Sharman revealed that the black violet stamps discovered at the time were not tagged. That is the case with all known examples today.
A tagged version of the dull purple stamp (Scott 1294a) was issued April 3, 1973.
Sharman states in his report that, based on when the two known plates used to print the black violet stamps (32902 and 32903) were in use, “production of the stamp could not have occurred after February 21, 1974,” the date that the BEP canceled plate 32903.
Illustrated nearby is a 32902 plate-number block of the $1 black violet O’Neill. For comparison, a normal dull violet plate block is pictured at right.
Collectors responded with great enthusiasm to Sharman’s initial report. This feedback was summarized in a second report from Sharman that appeared in the July 1975 Specialist.
There were a number of false alarms: collectors who thought they had found the scarce color variety, only to learn from Sharman that they had the normal dull purple stamp.
Honolulu and Kona, Hawaii, were added to the list of locations where the black violet variety had been sold.
Sharman followed up with a terse third report in the September 1975 Specialist, announcing that black violet stamps had been found in Irwindale, Calif.
Not long thereafter, it appears, interest in the black violet discovery all but dried up.
Sharman stated in his initial April 1975 report that “all correspondence relating to the stamp and examples of the stamp have been submitted to Scott Publications for catalogue recognition.”
The Scott editors at that time (and in subsequent years) apparently had no interest in listing the color variety.
And that’s when the stamp entered limbo status — for the next 35 years.
On April 1, 2010, the Philatelic Foundation in New York City issued a certificate for a top-left margin block of four, described as a variety of Scott 1294 in the color of “black violet.”
This certificate from the Foundation eventually prompted the Scott editors to install the footnote announcing the black violet variety and requesting in the 2013 U.S. Specialized catalog to see “evidence of other examples.”
Evidence, including the resurrection of Sharman’s reports cited here, followed not long thereafter, and the black violet color variety was duly assigned Scott 1294b in the 2014 U.S. Specialized catalog, which was published in October 2013.
Following this official recognition, two black violet plate-number blocks and a single crossed the expertizers’ desks at the Foundation in 2014; all three received certificates stating that they are genuine examples of Scott 1294b.
Today, the $1 black violet O’Neill may be considered a scarce stamp.

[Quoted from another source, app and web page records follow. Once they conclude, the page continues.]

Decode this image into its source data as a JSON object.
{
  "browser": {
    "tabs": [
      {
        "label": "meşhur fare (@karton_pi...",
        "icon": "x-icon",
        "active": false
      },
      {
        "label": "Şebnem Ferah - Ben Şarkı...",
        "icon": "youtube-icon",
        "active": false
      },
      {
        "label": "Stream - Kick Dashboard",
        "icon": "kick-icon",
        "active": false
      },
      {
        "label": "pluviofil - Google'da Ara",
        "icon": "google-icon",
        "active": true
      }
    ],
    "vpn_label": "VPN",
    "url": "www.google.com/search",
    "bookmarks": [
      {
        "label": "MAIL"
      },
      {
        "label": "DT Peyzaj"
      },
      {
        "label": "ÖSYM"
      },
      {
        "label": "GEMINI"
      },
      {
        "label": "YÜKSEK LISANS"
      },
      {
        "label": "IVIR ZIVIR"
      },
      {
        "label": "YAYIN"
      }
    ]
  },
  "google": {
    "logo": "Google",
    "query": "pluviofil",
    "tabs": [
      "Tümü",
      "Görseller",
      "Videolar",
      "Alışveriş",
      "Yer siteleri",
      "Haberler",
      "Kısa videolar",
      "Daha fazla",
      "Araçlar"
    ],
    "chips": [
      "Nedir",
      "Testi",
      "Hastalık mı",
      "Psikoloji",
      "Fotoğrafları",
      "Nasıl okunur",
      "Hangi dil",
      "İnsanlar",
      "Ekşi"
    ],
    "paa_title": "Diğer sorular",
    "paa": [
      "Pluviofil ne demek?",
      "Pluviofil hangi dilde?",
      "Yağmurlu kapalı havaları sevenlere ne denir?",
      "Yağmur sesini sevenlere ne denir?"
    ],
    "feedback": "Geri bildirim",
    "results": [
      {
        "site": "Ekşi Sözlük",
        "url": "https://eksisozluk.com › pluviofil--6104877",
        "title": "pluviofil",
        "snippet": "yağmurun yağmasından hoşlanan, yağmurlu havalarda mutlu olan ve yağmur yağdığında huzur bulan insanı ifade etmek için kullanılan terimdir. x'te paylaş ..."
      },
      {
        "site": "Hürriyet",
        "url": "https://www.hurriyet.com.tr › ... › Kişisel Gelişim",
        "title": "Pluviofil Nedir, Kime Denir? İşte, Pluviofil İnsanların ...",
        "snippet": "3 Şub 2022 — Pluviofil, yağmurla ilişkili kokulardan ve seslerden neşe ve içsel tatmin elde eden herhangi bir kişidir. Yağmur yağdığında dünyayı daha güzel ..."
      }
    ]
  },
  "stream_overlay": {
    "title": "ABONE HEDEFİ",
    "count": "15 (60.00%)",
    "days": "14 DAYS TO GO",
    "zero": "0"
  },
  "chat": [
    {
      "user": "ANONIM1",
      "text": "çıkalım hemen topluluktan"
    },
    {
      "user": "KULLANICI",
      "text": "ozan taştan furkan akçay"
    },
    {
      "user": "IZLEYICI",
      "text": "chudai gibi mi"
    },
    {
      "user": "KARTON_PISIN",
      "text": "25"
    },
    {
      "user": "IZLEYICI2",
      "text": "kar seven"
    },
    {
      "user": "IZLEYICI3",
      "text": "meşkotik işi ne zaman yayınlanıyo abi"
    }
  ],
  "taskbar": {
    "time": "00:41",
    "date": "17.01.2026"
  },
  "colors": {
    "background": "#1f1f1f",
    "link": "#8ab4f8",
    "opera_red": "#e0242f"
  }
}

Wayne Youngblood, who writes The Odd Lot for Linn’s and is a recognized expert on stamp production technology, told me “there are currently fewer than 300 examples known, including six plate blocks and a couple of used singles.” He is not aware of any on-cover examples.
This scarcity is reflected in the values given in the 2017 U.S. Specialized catalog. A mint never-hinged single is valued at $100, a used single at $350. A plate-number block of four is valued at $1,100, a ZIP block of four at $450.
All values except for a mint single are in italics, a reflection both of scarcity and infrequent sales.